* Exercise description: Copies of all lines that contain "this" are needed; take them from the data below.

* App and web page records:
# # # # # # #
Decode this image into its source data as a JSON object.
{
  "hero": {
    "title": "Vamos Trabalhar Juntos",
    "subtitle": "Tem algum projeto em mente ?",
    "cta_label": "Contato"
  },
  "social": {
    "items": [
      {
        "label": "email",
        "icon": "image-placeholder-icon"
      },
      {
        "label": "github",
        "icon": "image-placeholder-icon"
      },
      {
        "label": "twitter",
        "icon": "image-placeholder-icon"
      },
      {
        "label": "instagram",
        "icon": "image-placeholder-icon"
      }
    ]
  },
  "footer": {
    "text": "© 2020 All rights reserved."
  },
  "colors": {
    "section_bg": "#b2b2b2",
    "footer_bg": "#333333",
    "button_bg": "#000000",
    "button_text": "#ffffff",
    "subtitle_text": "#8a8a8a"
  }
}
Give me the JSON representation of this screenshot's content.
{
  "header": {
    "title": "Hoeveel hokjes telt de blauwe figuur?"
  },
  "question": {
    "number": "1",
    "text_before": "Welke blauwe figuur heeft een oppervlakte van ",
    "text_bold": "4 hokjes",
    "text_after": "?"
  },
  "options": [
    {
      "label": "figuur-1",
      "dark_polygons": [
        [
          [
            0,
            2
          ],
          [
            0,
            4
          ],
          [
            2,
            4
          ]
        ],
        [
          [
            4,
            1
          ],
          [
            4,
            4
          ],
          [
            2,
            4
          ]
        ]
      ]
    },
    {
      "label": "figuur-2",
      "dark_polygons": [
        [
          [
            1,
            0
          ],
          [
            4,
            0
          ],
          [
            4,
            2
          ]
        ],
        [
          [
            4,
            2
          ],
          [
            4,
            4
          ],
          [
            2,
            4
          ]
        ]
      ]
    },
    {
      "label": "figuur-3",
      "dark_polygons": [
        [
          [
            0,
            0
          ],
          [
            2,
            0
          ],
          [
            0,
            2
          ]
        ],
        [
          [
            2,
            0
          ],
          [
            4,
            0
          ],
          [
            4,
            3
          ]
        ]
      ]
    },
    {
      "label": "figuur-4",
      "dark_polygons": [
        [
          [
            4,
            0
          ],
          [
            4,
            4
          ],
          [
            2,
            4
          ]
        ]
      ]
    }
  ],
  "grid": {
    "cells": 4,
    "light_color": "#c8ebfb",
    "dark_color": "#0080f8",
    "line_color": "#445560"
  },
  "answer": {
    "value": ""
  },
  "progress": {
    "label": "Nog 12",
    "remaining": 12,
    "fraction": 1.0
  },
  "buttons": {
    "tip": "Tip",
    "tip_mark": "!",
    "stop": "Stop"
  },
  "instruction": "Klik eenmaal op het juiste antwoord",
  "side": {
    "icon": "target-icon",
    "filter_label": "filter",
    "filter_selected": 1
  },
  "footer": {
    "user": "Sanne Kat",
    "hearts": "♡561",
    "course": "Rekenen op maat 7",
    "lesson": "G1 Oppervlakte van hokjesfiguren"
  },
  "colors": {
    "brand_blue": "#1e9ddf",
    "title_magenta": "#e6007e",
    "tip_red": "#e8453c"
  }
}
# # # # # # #
* Task output:
Decode this image into its source data as a JSON object.
Give me the JSON representation of this screenshot's content.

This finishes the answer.